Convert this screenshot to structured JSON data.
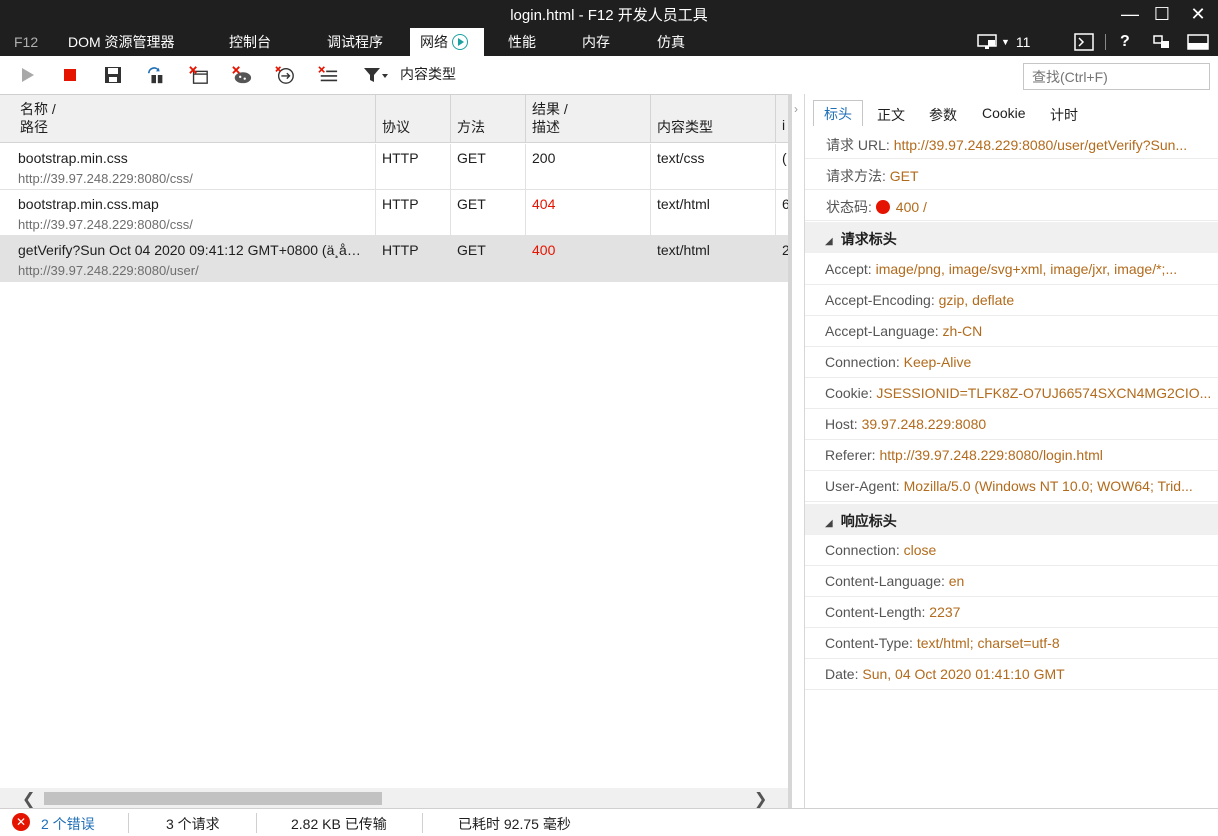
{
  "window": {
    "title": "login.html - F12 开发人员工具",
    "minimize": "—",
    "maximize": "☐",
    "close": "✕"
  },
  "tabs": {
    "f12": "F12",
    "items": [
      "DOM 资源管理器",
      "控制台",
      "调试程序",
      "网络",
      "性能",
      "内存",
      "仿真"
    ],
    "active": "网络",
    "emulation_count": "11"
  },
  "toolbar": {
    "filter_label": "内容类型",
    "search_placeholder": "查找(Ctrl+F)"
  },
  "grid": {
    "headers": {
      "name_line1": "名称 /",
      "name_line2": "路径",
      "protocol": "协议",
      "method": "方法",
      "result_line1": "结果 /",
      "result_line2": "描述",
      "content_type": "内容类型",
      "next": "i"
    },
    "rows": [
      {
        "name": "bootstrap.min.css",
        "path": "http://39.97.248.229:8080/css/",
        "protocol": "HTTP",
        "method": "GET",
        "result": "200",
        "result_error": false,
        "type": "text/css",
        "next": "("
      },
      {
        "name": "bootstrap.min.css.map",
        "path": "http://39.97.248.229:8080/css/",
        "protocol": "HTTP",
        "method": "GET",
        "result": "404",
        "result_error": true,
        "type": "text/html",
        "next": "6"
      },
      {
        "name": "getVerify?Sun Oct 04 2020 09:41:12 GMT+0800 (ä¸å…...",
        "path": "http://39.97.248.229:8080/user/",
        "protocol": "HTTP",
        "method": "GET",
        "result": "400",
        "result_error": true,
        "type": "text/html",
        "next": "2"
      }
    ]
  },
  "details": {
    "tabs": [
      "标头",
      "正文",
      "参数",
      "Cookie",
      "计时"
    ],
    "active_tab": "标头",
    "general": [
      {
        "label": "请求 URL: ",
        "value": "http://39.97.248.229:8080/user/getVerify?Sun..."
      },
      {
        "label": "请求方法: ",
        "value": "GET"
      }
    ],
    "status_label": "状态码: ",
    "status_value": "400 /",
    "request_section": "请求标头",
    "request_headers": [
      {
        "label": "Accept: ",
        "value": "image/png, image/svg+xml, image/jxr, image/*;..."
      },
      {
        "label": "Accept-Encoding: ",
        "value": "gzip, deflate"
      },
      {
        "label": "Accept-Language: ",
        "value": "zh-CN"
      },
      {
        "label": "Connection: ",
        "value": "Keep-Alive"
      },
      {
        "label": "Cookie: ",
        "value": "JSESSIONID=TLFK8Z-O7UJ66574SXCN4MG2CIO..."
      },
      {
        "label": "Host: ",
        "value": "39.97.248.229:8080"
      },
      {
        "label": "Referer: ",
        "value": "http://39.97.248.229:8080/login.html"
      },
      {
        "label": "User-Agent: ",
        "value": "Mozilla/5.0 (Windows NT 10.0; WOW64; Trid..."
      }
    ],
    "response_section": "响应标头",
    "response_headers": [
      {
        "label": "Connection: ",
        "value": "close"
      },
      {
        "label": "Content-Language: ",
        "value": "en"
      },
      {
        "label": "Content-Length: ",
        "value": "2237"
      },
      {
        "label": "Content-Type: ",
        "value": "text/html; charset=utf-8"
      },
      {
        "label": "Date: ",
        "value": "Sun, 04 Oct 2020 01:41:10 GMT"
      }
    ]
  },
  "statusbar": {
    "errors": "2 个错误",
    "requests": "3 个请求",
    "transferred": "2.82 KB 已传输",
    "elapsed": "已耗时 92.75 毫秒"
  },
  "colors": {
    "accent": "#1e6fb7",
    "error": "#e51400",
    "value": "#b26b1c",
    "chrome": "#1f1f1f"
  }
}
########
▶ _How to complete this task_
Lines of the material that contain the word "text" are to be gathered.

▶ _Exercise output_
        "type": "text/css",
        "type": "text/html",
        "type": "text/html",
        "value": "text/html; charset=utf-8"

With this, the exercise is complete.